June 15, 2015;

Massachusetts has a long and increasingly deadly problem with heroin. A few years ago, the opiate epidemic had reached such critical mass that then-governor Deval Patrick declared a public health emergency. Smaller and more suburban cities and towns are keeping up with more populous ones in terms of heroin overdoses and hospitalizations. Last year, a record 1,000 people died from heroin overdoses in Massachusetts.

As a response, last month, Gloucester started an initiative known as the “Angel Program” where instead of being charged for a crime, an opiate addict is escorted by an “angel” in the local police station to get help at a treatment center. Gloucester has a longstanding and relatively intense problem with substance abuse, as can be read in this New York Times article from 1988. Here is how it was described then:

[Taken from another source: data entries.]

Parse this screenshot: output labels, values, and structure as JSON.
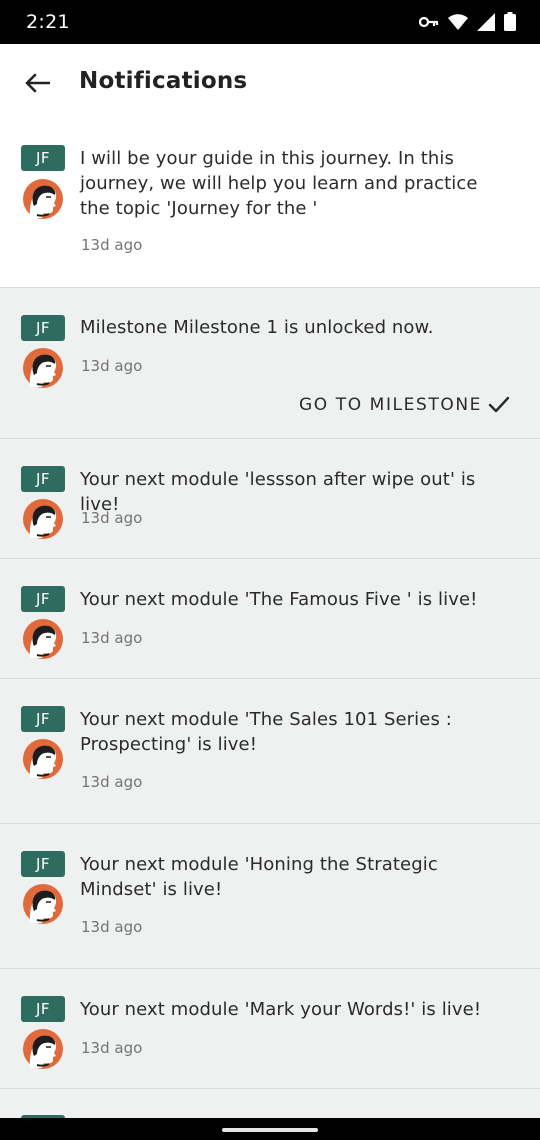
{
  "status_bar": {
    "time": "2:21"
  },
  "header": {
    "title": "Notifications"
  },
  "notifications": [
    {
      "badge": "JF",
      "message": "I will be your guide in this journey. In this journey, we will help you learn and practice the topic 'Journey for the '",
      "time": "13d ago",
      "state": "read"
    },
    {
      "badge": "JF",
      "message": "Milestone Milestone 1 is unlocked now.",
      "time": "13d ago",
      "state": "unread",
      "action": "GO TO MILESTONE"
    },
    {
      "badge": "JF",
      "message": "Your next module 'lessson after wipe out' is live!",
      "time": "13d ago",
      "state": "unread"
    },
    {
      "badge": "JF",
      "message": "Your next module 'The Famous Five ' is live!",
      "time": "13d ago",
      "state": "unread"
    },
    {
      "badge": "JF",
      "message": "Your next module 'The Sales 101 Series : Prospecting' is live!",
      "time": "13d ago",
      "state": "unread"
    },
    {
      "badge": "JF",
      "message": "Your next module 'Honing the Strategic Mindset' is live!",
      "time": "13d ago",
      "state": "unread"
    },
    {
      "badge": "JF",
      "message": "Your next module 'Mark your Words!' is live!",
      "time": "13d ago",
      "state": "unread"
    }
  ],
  "colors": {
    "badge": "#2e6c5f",
    "unread_bg": "#eef1f0",
    "avatar": "#e06a3c"
  }
}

In the 1960’s and 1970’s, heroin was prevalent among young people all over eastern Massachusetts, Mr. Burke said. But while heroin fell out of favor elsewhere, in Gloucester “it never lost its appeal,” he said.

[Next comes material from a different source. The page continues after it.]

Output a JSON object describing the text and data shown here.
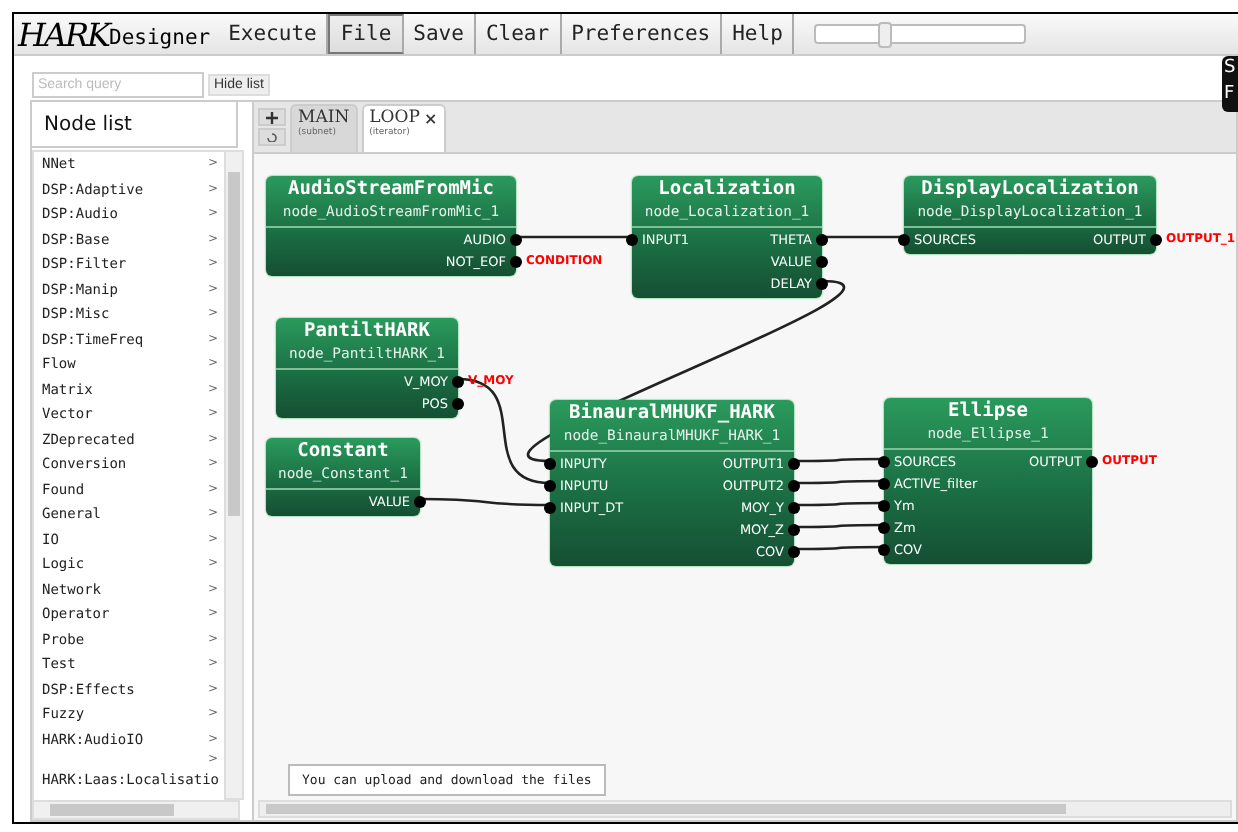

The two-weeks-on, two-weeks-off schedule of many fishermen is conducive to alcohol and drug abuse, Mr. Morin said. A more important factor, he said, is Gloucester’s isolation as a working-class community surrounded by wealthy coast communities like Manchester, Ipswich, and Rockport.

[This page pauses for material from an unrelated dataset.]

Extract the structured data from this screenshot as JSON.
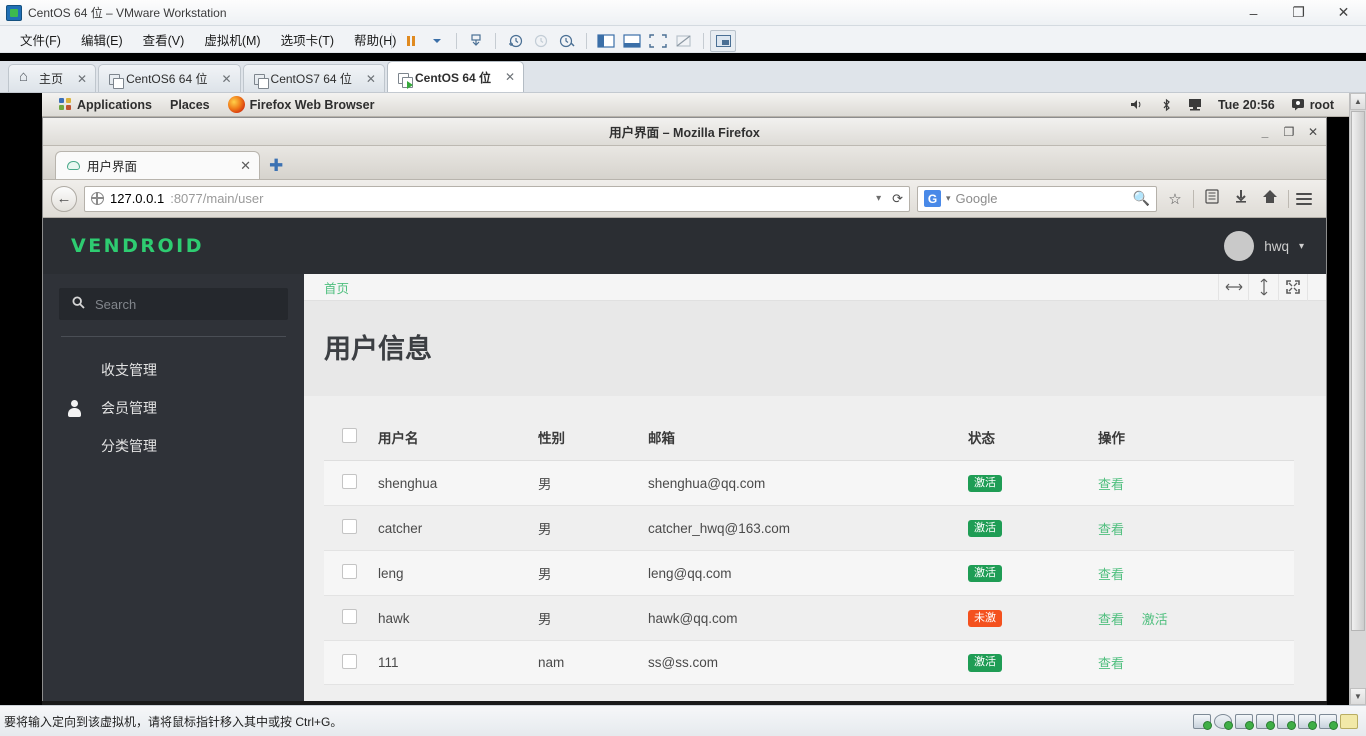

“Gloucester, because of its position in the middle, tends to attract the losers from other communities,” Mr. Morin said. “Gloucester’s the place where you can live in a $50-a-week room.”

Last week, Mr. Burke assigned two state troopers to Gloucester’s four-member drug investigation unit. “We’re going to arrest as many people as we can who are using and abusing drugs,” he said. “Maybe we can drive some folks into treatment.”

But under the new program, even if a user were to walk into the police station asking for help with drugs on their person, he or she would not be charged.

Gloucester Police Chief Leonard Campanello and Gloucester businessman John Rosenthal have also jointly created a nonprofit organization to help the Angel Program. The Police Assisted Addiction and Recovery Initiative (PAARI) will help support the Gloucester program and work to extend it into other communities.

Now, Boston Mayor Marty Walsh is considering adopting the program for the state’s capital city.

“I commend Gloucester for what they’re doing,” Walsh told “I think it’s a great idea, a great pilot program, I’m looking forward to seeing how it works and taking that model and possibly using it here in Boston.”

Walsh added that the odds were “fairly good” that such a program could be instituted in Boston.

The Gloucester program was a reaction to the town’s dozens of overdoses. Rather than coming forward with a flurry of arrests, police chief Campanello decided to attack the problem at its core.

“We’re committed to the idea of attacking the demand rather than attacking the supply,” said Campanello.

This marks a significant change and shift in attitudes about how drug crime and incarceration are addressed. This is the same country that for decades has given harsh mandatory sentences for anyone caught in possession of a certain amount of certain drugs. As efforts are being made now to change the mandatory sentencing policy, such as those of former Attorney General Eric Holder, Gloucester’s program also represents a markedly different approach to addressing the heroin epidemic.

Campanello, a former narcotics officer, wrote in a Facebook post that opiate addicts are suffering from the same disease as tobacco users. “The reasons for the difference in care between a tobacco addict and an opiate addict is stigma and money. Petty reasons to lose a life.”

There have been positive reactions to the program, acknowledging the theory behind its approach to drug crime. “I think it’s amazing,” said Joanne Peterson, founder of Learn to Cope, a support group for families of addicts. “He recognized addiction as an illness. People don’t enjoy being addicted to this stuff.”

But the program has not been without its detractors, either. The county district attorney indicated there might be legal issues implementing the program, which could also be concerns for Boston.

Moreover, mistrust of the police may also discourage addicts from asking for help. “This area struggles so greatly, and so I hope that people will not be scared of the police and really take the opportunity to get this help,” said Lindsey Stewart, treatment provider Gateway to Hope’s director of operations, to WBUR.

The programs in Gloucester and potentially Boston are not the first in the country to approach drug crime with efforts geared less towards punishment and more toward help. Several years ago, Seattle started fielding its repeat drug offenders to social workers rather than jail pens. Since the four-year pilot program was first implemented in 2011, Law Enforcement Assisted Diversion (LEAD) has helped the low-level, low-income offenders that were frequenting their jails. The participants in the program were 60 percent less likely to be arrested compared to the program’s control group.

Since the program launched at the beginning of this month, Gloucester has helped 17 people find help with their opiate addictions. While there will need to be long-term analysis of the impact of the program on the community and addiction levels in the town, there certainly is promise in the program. For Boston as well as nationally, this may indicate the beginnings of a shift.—Shafaq Hasan